Thursday, August 8, 2013

Neil Gaiman: "This was what lay beneath the thinly painted scrim of reality."

Okay, so Neil Gaiman isn't exactly an unknown author. However, I was in the mood to write a blog post and the last book I read was The Ocean at the End of the Lane, by Neil Gaiman. Therefore, you get a post about a well-known author.

The Ocean at the End of the Lane is the kind of book where you're left a little off-balance. The lines between fantasy and reality are blended together so beautifully, you're not entirely sure what to think. It tells the story of a man's childhood, during a period of time where it was strange and fantastical and scary. Put simply, it is a story about a memory.

I really enjoyed this book. So much so, in fact, that I read it in one night. It's a fairly quick read, with language that is easily digestible. However, I should mention that my mother (who self-admittedly is not much of a fantasy reader) found the book a little fulfilling.

If you loved Coraline, you will probably also love this. If you're not in the mood to get emotionally invested in a darker tale, or you prefer your books with a strong sense of reality, then you should probably skip this one.

Monday, June 24, 2013

Denise Kiernan: "The world may have changed, but she wasn't about to."

So, in a rare twist, I read a non-fiction book. I first heard about The Girls of Atomic City: The Untold Story of the Women Who Helped Win World War II because Denise Kiernan, the author, appeared on The Daily Show. I've always had a bit of a fascination with The Manhattan Project and the general time period, so I decided to pick it up.

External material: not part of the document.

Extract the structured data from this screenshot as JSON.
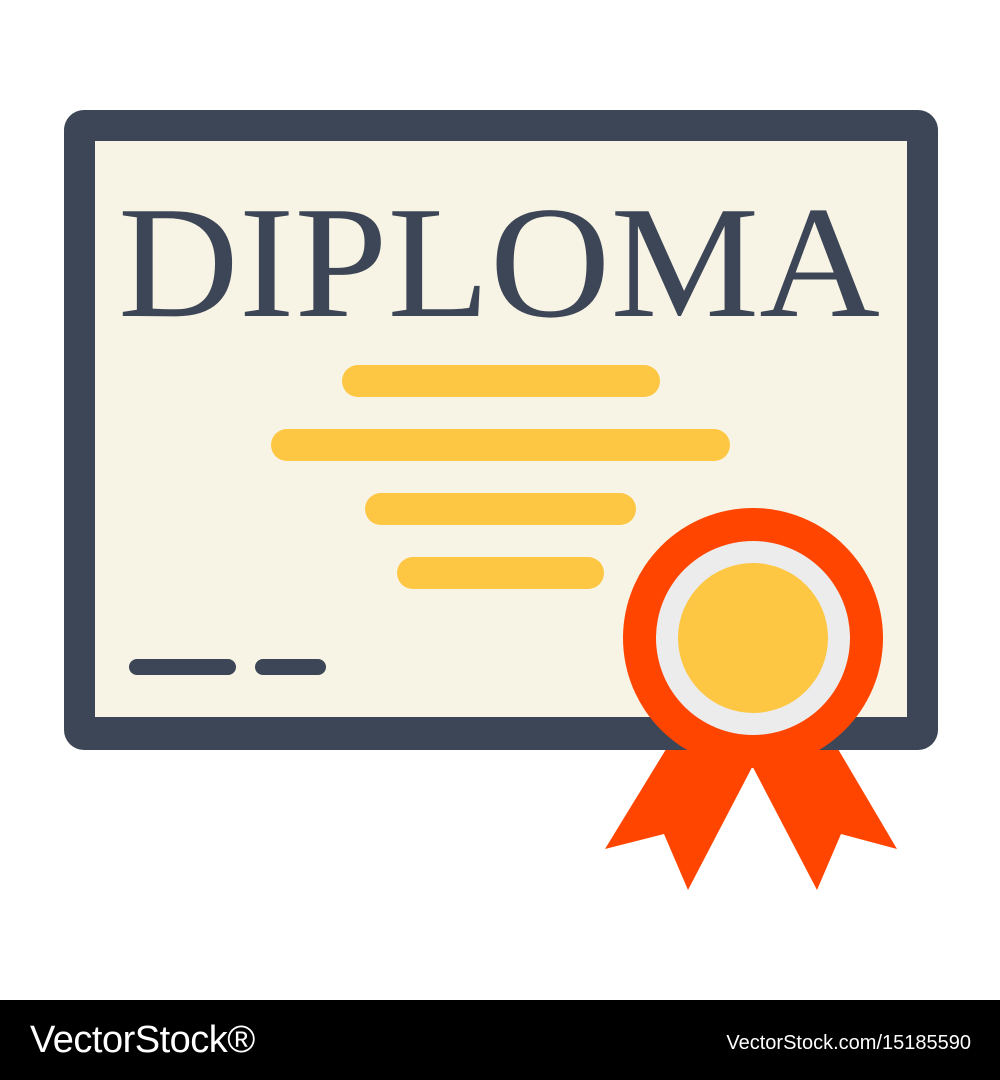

The title is pretty self-explanatory. The book mostly tells the story of Oak Ridge, Tennessee, which was a secret factory town. No one working there knew more about what was going on than they had to. They just knew that they were helping the war effort. The book also occasionally tells other interesting anecdotes about the time period, generally focusing on women.

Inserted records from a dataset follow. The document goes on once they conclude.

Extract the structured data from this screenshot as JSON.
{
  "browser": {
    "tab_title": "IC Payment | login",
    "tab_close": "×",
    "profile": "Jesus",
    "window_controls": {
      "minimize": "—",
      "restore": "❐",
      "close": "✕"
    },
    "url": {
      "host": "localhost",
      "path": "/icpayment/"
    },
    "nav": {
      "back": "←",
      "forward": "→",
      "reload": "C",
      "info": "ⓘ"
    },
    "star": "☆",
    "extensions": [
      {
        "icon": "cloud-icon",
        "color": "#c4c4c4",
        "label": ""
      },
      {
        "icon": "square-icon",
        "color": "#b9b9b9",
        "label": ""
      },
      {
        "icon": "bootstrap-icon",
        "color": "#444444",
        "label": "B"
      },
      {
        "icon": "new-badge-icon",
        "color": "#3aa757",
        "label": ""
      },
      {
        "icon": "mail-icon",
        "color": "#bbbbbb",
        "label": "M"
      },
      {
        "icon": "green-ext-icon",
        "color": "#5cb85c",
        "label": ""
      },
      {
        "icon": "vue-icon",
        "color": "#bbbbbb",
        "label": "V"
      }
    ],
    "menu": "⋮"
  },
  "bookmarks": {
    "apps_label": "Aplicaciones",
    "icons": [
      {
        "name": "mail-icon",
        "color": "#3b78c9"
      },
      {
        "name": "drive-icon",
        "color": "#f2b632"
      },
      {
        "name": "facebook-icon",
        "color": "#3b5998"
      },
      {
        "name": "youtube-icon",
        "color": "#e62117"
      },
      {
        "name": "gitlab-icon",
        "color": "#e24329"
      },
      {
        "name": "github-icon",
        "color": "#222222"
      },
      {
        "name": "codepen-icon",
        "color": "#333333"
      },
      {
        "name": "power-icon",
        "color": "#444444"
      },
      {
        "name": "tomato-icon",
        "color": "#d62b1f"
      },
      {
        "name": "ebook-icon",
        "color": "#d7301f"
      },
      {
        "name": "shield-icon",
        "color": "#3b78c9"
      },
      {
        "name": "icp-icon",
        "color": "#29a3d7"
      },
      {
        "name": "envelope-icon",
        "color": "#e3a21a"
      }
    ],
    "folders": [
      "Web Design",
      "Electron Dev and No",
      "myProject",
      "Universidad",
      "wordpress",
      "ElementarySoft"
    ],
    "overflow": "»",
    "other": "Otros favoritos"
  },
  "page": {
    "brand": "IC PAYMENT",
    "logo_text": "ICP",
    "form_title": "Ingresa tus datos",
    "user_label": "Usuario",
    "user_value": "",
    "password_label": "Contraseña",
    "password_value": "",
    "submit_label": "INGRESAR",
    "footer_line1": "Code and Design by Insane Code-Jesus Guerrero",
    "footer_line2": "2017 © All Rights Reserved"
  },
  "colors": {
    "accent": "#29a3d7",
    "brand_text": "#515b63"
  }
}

This book was a pretty quick read. It certainly didn't get dense the way many non-fiction books can. It often felt like I was reading some sort of fifties chick-lit, though it was definitely a bit more intellectual than the average beach novel. There were small filler chapters that filled the reader in on some of the science behind the discovery of atomic power, which occasionally got a little tiring to read. However, I'm sure that someone more interested in that side of things would love them.

Denise Kiernan has a feedback form on her website, so I left her the following note:

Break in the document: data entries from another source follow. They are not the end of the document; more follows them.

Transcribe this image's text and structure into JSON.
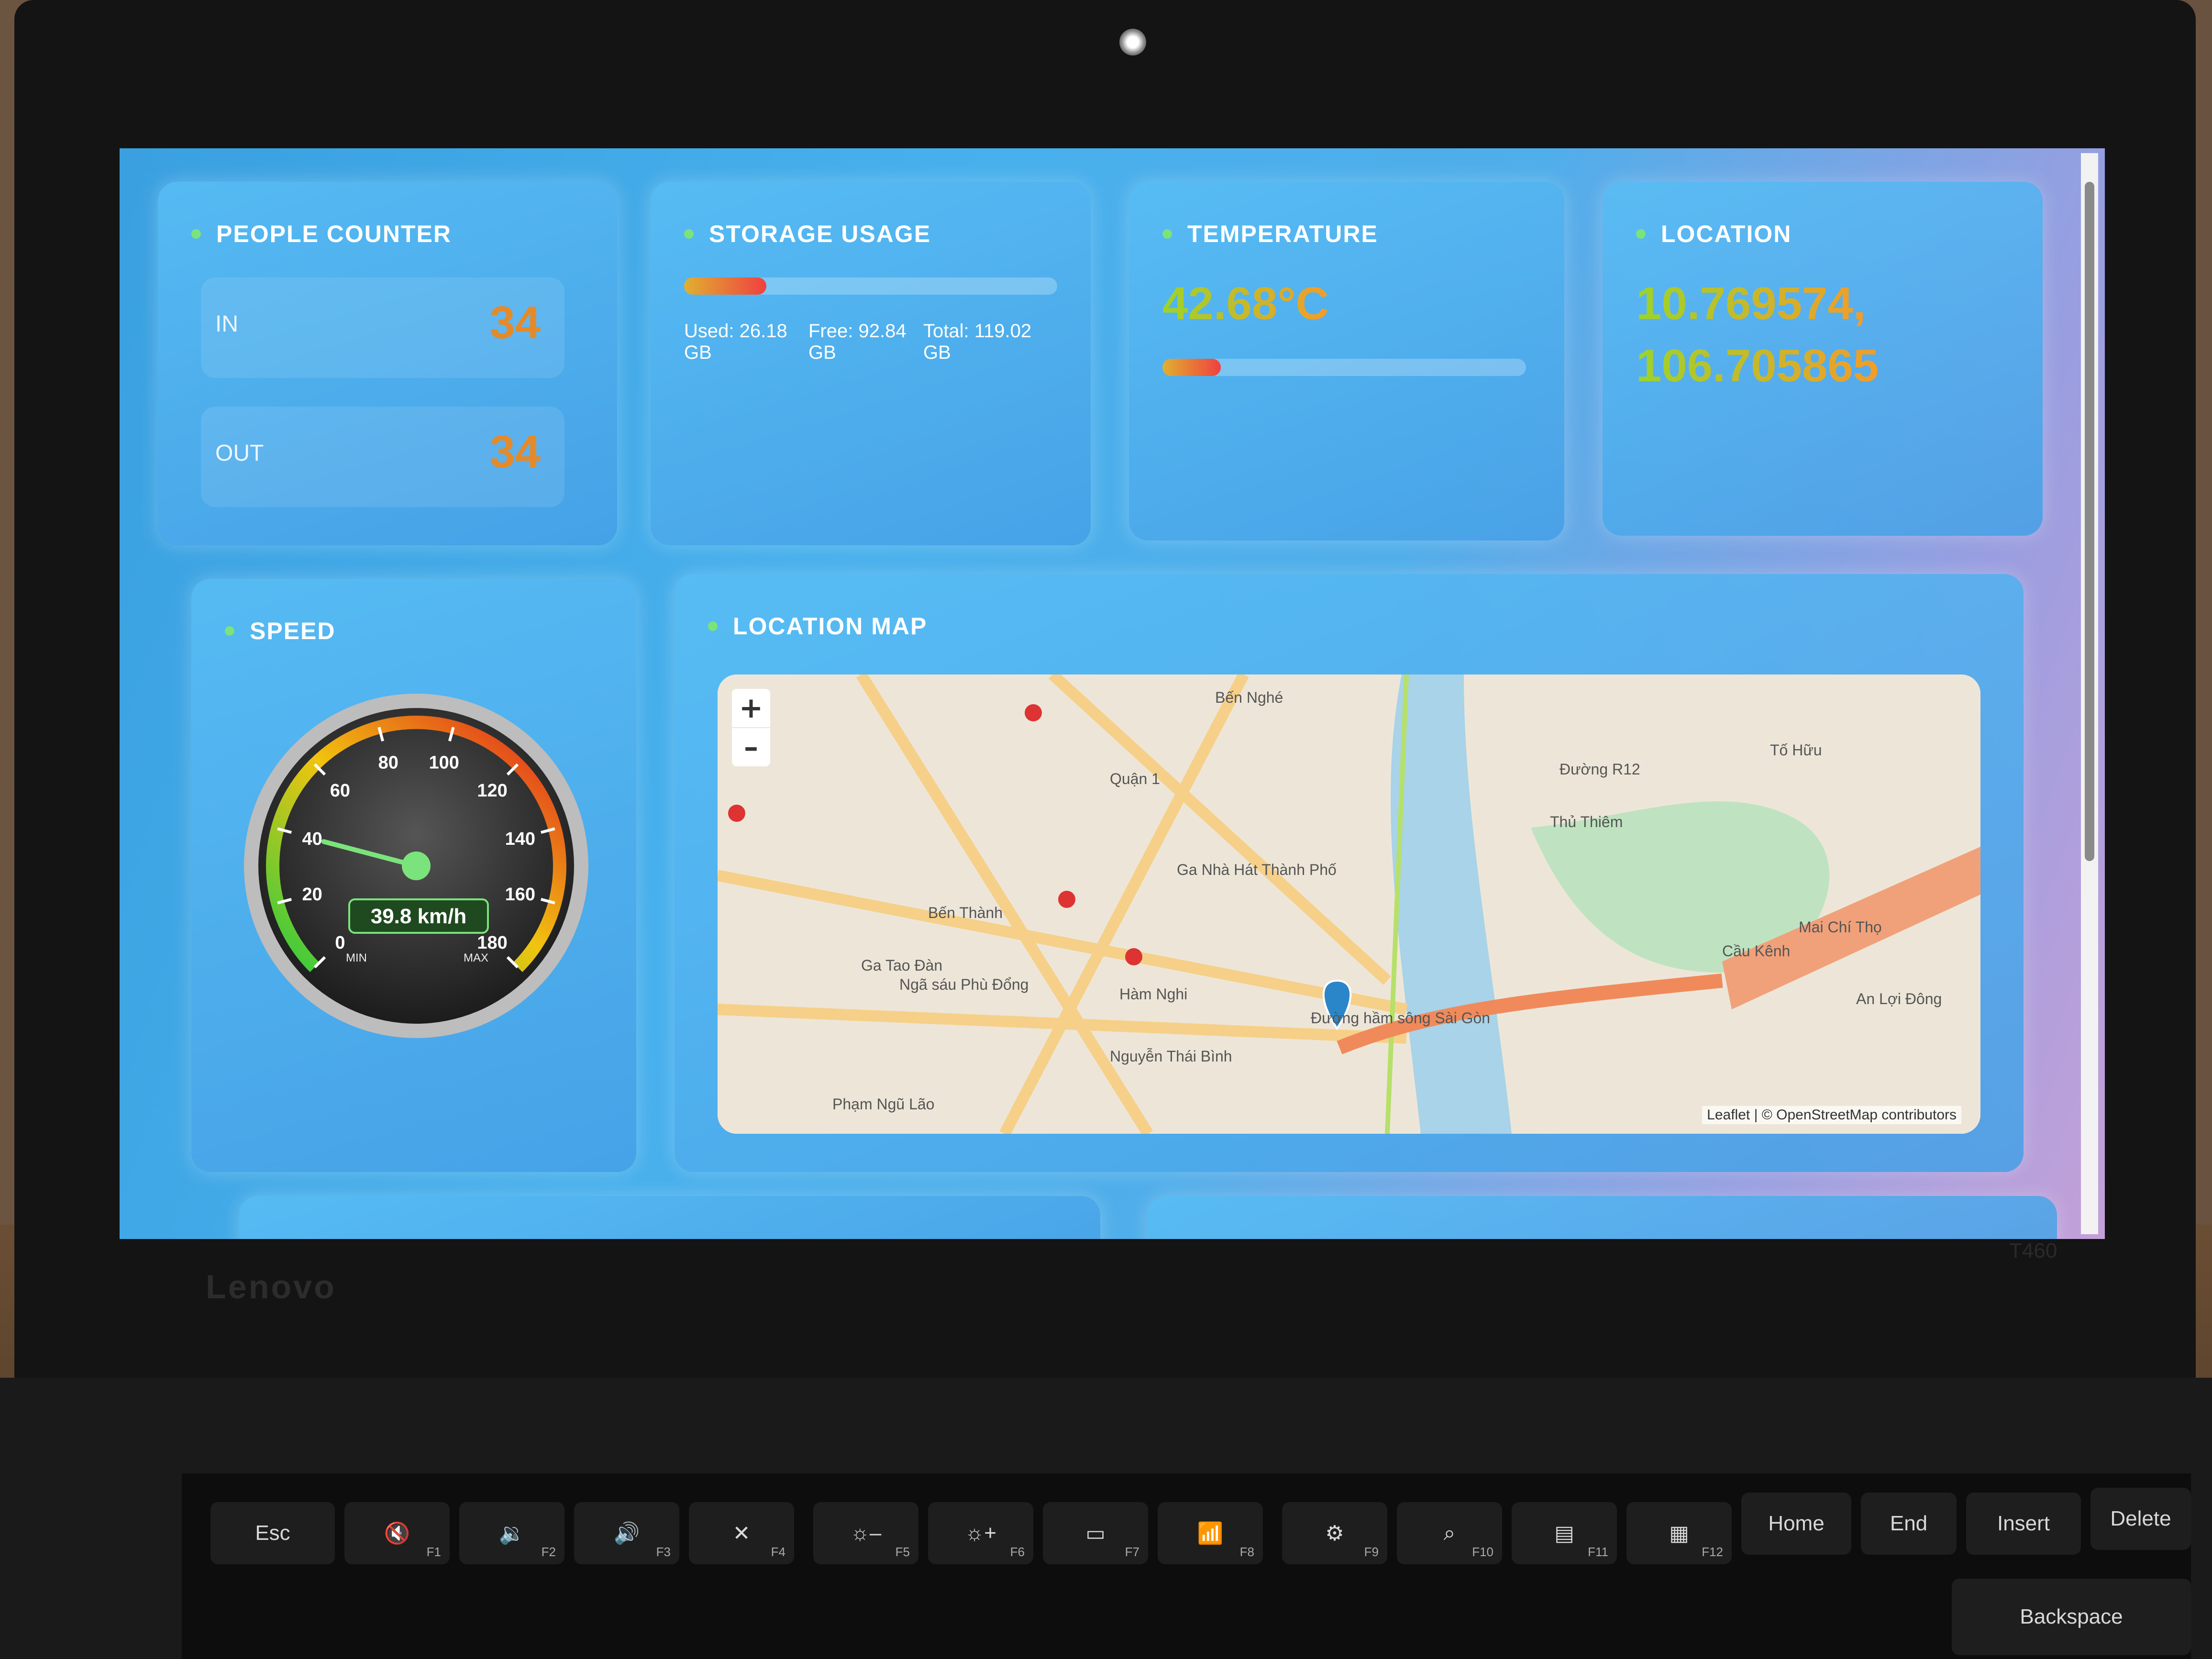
{
  "cards": {
    "people_counter": {
      "title": "PEOPLE COUNTER",
      "in_label": "IN",
      "in_value": "34",
      "out_label": "OUT",
      "out_value": "34"
    },
    "storage": {
      "title": "STORAGE USAGE",
      "used": "Used: 26.18 GB",
      "free": "Free: 92.84 GB",
      "total": "Total: 119.02 GB",
      "used_fraction": 0.22
    },
    "temperature": {
      "title": "TEMPERATURE",
      "value": "42.68°C",
      "fraction": 0.16
    },
    "location": {
      "title": "LOCATION",
      "lat": "10.769574,",
      "lon": "106.705865"
    },
    "speed": {
      "title": "SPEED",
      "value_label": "39.8 km/h",
      "value": 39.8,
      "min_label": "MIN",
      "max_label": "MAX",
      "ticks": [
        "0",
        "20",
        "40",
        "60",
        "80",
        "100",
        "120",
        "140",
        "160",
        "180"
      ]
    },
    "map": {
      "title": "LOCATION MAP",
      "zoom_in": "+",
      "zoom_out": "–",
      "attribution": "Leaflet | © OpenStreetMap contributors",
      "labels": [
        "Bến Nghé",
        "Quận 1",
        "Thủ Thiêm",
        "Ga Nhà Hát Thành Phố",
        "Bến Thành",
        "Ga Tao Đàn",
        "Ngã sáu Phù Đổng",
        "Hàm Nghi",
        "Nguyễn Thái Bình",
        "Phạm Ngũ Lão",
        "Đường hầm sông Sài Gòn",
        "An Lợi Đông",
        "Cầu Kênh",
        "Mai Chí Thọ",
        "Đường R12",
        "Tố Hữu"
      ]
    },
    "brand": "Lenovo",
    "model": "T460"
  }
}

"I just wanted to drop you a note and let you know that I absolutely loved The Girls of Atomic City. I don't usually read non-fiction, but I couldn't put this book down! It's always awesome to hear sides of a story that aren't well known. Thanks for writing such a great book!"

I have a ton of books I've read and haven't posted about... maybe I'll get around to that someday!

Monday, March 18, 2013

Jeanette Winterson: " all children, adopted or not, I have had to live out some of her unlived life."

So, I know I haven't written in awhile. Since the last time (October, apparently) I've read quite a few books. I just haven't found the time to write about them. Hopefully I'll start making time to post a bit more! However, I say that almost every time I start again, and I usually get too busy. We'll see.

Anyway, onto the book! Why Be Happy When You Could Be Normal? (Amazon) by Jeanette Winterson is a memoir, which is a change of pace from my usual books. Jeanette Winterson was adopted by a Pentecoastal family. Her story is not a very happy one-her adoptive mother was a religious zealot whose behavior became worse once Jeanette revealed she was a lesbian. Jeanette Winterson also wrote Oranges Are Not The Only Fruit, which the inside cover of Why Be Happy When You Could be Normal? claims is "considered one of the most important books of contemporary fiction." However, I've never read or heard of Oranges Are Not The Only Fruit (oops).

Why Be Happy When You Could Be Normal is a very interesting read. It can get a bit intense at points, but I think the overall journey is worth it. It's definitely interesting to see a different take on adoption-often adoptive parents are glorified as amazing, perfect people. It rarely occurs to people that an abusive person might want to adopt a child.

Jeanette Winterson has a small feedback form on her site, so I left her a note:

"I just wanted to let you know that I recently read Why Be Happy When You Could Be Normal? and I really enjoyed it. You have a wonderful writing style and your story is very inspirational. Thank you for sharing it with the world!"

Anyway, that's all for now. We'll see if I manage to post more consistently.